* [REQUIRED WORK]
Copy out all the data, word for word.

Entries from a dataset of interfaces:

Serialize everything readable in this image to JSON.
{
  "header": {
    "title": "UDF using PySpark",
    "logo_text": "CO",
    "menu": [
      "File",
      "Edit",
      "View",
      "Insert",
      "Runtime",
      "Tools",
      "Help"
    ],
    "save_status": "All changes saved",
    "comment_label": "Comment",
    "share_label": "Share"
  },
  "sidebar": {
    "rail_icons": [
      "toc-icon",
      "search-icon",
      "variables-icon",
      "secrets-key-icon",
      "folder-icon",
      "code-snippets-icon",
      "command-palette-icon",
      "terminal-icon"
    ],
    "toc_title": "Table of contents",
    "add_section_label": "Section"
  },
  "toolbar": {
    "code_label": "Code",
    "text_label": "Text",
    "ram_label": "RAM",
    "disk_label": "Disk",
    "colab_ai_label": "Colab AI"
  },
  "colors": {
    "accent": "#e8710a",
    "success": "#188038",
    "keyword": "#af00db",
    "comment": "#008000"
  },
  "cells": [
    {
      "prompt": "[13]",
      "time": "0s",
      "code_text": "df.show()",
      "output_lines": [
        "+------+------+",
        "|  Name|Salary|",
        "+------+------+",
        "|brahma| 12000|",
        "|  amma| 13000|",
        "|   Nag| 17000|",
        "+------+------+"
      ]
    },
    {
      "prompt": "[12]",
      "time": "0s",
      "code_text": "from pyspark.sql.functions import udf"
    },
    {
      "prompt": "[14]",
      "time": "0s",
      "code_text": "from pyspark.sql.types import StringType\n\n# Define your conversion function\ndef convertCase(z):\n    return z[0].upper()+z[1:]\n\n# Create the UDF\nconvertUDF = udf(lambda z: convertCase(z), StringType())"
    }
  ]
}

* [WRITTEN RESPONSE]
Serialize everything readable in this image to JSON.
{
  "header": {
    "title": "UDF using PySpark",
    "logo_text": "CO",
    "menu": [
      "File",
      "Edit",
      "View",
      "Insert",
      "Runtime",
      "Tools",
      "Help"
    ],
    "save_status": "All changes saved",
    "comment_label": "Comment",
    "share_label": "Share"
  },
  "sidebar": {
    "rail_icons": [
      "toc-icon",
      "search-icon",
      "variables-icon",
      "secrets-key-icon",
      "folder-icon",
      "code-snippets-icon",
      "command-palette-icon",
      "terminal-icon"
    ],
    "toc_title": "Table of contents",
    "add_section_label": "Section"
  },
  "toolbar": {
    "code_label": "Code",
    "text_label": "Text",
    "ram_label": "RAM",
    "disk_label": "Disk",
    "colab_ai_label": "Colab AI"
  },
  "colors": {
    "accent": "#e8710a",
    "success": "#188038",
    "keyword": "#af00db",
    "comment": "#008000"
  },
  "cells": [
    {
      "prompt": "[13]",
      "time": "0s",
      "code_text": "df.show()",
      "output_lines": [
        "+------+------+",
        "|  Name|Salary|",
        "+------+------+",
        "|brahma| 12000|",
        "|  amma| 13000|",
        "|   Nag| 17000|",
        "+------+------+"
      ]
    },
    {
      "prompt": "[12]",
      "time": "0s",
      "code_text": "from pyspark.sql.functions import udf"
    },
    {
      "prompt": "[14]",
      "time": "0s",
      "code_text": "from pyspark.sql.types import StringType\n\n# Define your conversion function\ndef convertCase(z):\n    return z[0].upper()+z[1:]\n\n# Create the UDF\nconvertUDF = udf(lambda z: convertCase(z), StringType())"
    }
  ]
}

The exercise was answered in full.